Florida Gov. Ron DeSantis (R) defended Columbus Day from the woke left on Monday as members of the radical left recognize “Indigenous Peoples Day,” defending the Italian explorer as someone who displayed “courage, determination, and perseverance” and noting that those who wish to erase the day on the calendar “do so as part of a mission to portray the United States and Western history in a negative light as they seek to blame our country and its values for all that is evil in the world.”
DeSantis’s official proclamation recognizes that Columbus Day “commemorates the life and legacy of Columbus,” who “made Europeans conscious of the existence of the New World and whose travels opened the door for the development of European settlements in the Western Hemisphere, which would ultimately lead to the establishment of the United States of America.”
The proclamation briefly walks through the history of the day, noting that Americans “must learn from history and continue to discuss Columbus’s contributions, discoveries, and experiences rather than revise history, and acknowledge that individuals who seek to defame Columbus and try to expunge the day from our civic calendar do so as part of a mission to portray the United States and Western history in a negative light as they seek to blame our country and its values for all that is evil in the world, rather than see it as the force for good.”
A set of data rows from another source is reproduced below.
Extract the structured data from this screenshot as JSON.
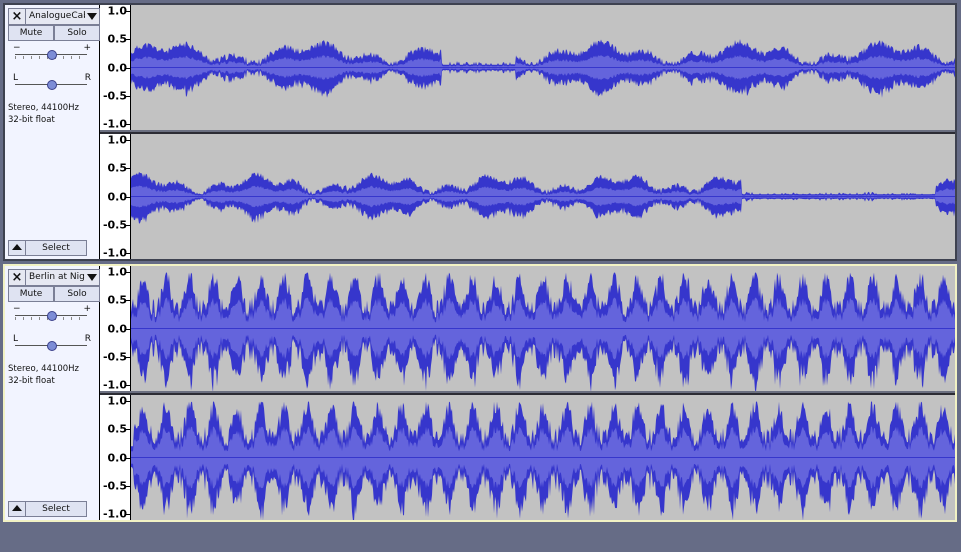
{
  "tracks": [
    {
      "name": "AnalogueCabin",
      "mute_label": "Mute",
      "solo_label": "Solo",
      "gain_minus": "−",
      "gain_plus": "+",
      "pan_left": "L",
      "pan_right": "R",
      "info_rate": "Stereo, 44100Hz",
      "info_format": "32-bit float",
      "select_label": "Select",
      "selected": false,
      "channels": [
        {
          "ticks": [
            "1.0",
            "0.5",
            "0.0",
            "-0.5",
            "-1.0"
          ]
        },
        {
          "ticks": [
            "1.0",
            "0.5",
            "0.0",
            "-0.5",
            "-1.0"
          ]
        }
      ]
    },
    {
      "name": "Berlin at Night",
      "mute_label": "Mute",
      "solo_label": "Solo",
      "gain_minus": "−",
      "gain_plus": "+",
      "pan_left": "L",
      "pan_right": "R",
      "info_rate": "Stereo, 44100Hz",
      "info_format": "32-bit float",
      "select_label": "Select",
      "selected": true,
      "channels": [
        {
          "ticks": [
            "1.0",
            "0.5",
            "0.0",
            "-0.5",
            "-1.0"
          ]
        },
        {
          "ticks": [
            "1.0",
            "0.5",
            "0.0",
            "-0.5",
            "-1.0"
          ]
        }
      ]
    }
  ],
  "colors": {
    "waveform_peak": "#3636cc",
    "waveform_rms": "#6464dc",
    "wave_background": "#c2c2c2",
    "selected_track_border": "#f2f2c4"
  }
}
The proclamation adds that it is important to “appreciate the exploration and development of civilization in this hemisphere with optimism, hope, and an appreciation of the trail-blazing legacy of American heroes who built the greatest nation the world has ever known.”
“NOW, THEREFORE, I, Ron DeSantis Governor of the State of Florida, do hereby extend greetings and best wishes to all those observing October 11, 2021, as Columbus Day,” it reads:
Meanwhile, members of the radical left, including President Biden, are recognizing “Indigenous Peoples Day” in replacement of the original holiday:
This Indigenous Peoples' Day, @USDOT honors the history, culture, and achievements of Native Americans and recognizes our role in ensuring Indigenous people have ready access to safe, reliable transportation services.
— Secretary Pete Buttigieg (@SecretaryPete) October 11, 2021
Happy Indigenous Peoples’ Day!
Taking today to reflect on our Taíno and Arawak ancestors.
Their existence is reflected in words we use today like Hurricane (juracán), Barbecue (barbacoa), & Yuca, which come from Taíno languageǳ
Drop any fave books, info, or resources below ⬇️ pic.twitter.com/f0kx0OCq8P
— Alexandria Ocasio-Cortez (@AOC) October 11, 2021
Pres. Biden became the first U.S. president to issue a proclamation marking Indigenous Peoples' Day. pic.twitter.com/jnDPhnma5S
— NowThis (@nowthisnews) October 11, 2021
Honoring Indigenous Peoples’ Day is an effort to tell the truth about our country’s history.
Since the ‘90s, universities, localities, and states have formally replaced Columbus Day with Indigenous People’s or Native Americans’ Day.
— ACLU (@ACLU) October 11, 2021
On Indigenous Peoples’ Day, we honor Indigenous communities in Michigan and across the nation. We recommit ourselves to standing up for justice and closing systemic gaps in our society. pic.twitter.com/Ab1oOwjHEb
— Governor Gretchen Whitmer (@GovWhitmer) October 11, 2021
Today for the first time as a state, we mark Indigenous Peoples' Day.
Join me as we celebrate New York Indigenous Peoples, their sovereignty, & their place in history — and as we recognize the scars left by their unjust treatment & build foundations of trust. pic.twitter.com/gRYZ0Ce9lG
— Kathy Hochul (@GovKathyHochul) October 11, 2021
Biden also used the day to issue a statement celebrating “National Coming Out Day,” expressing his devotion to “LGBTQ+ people.”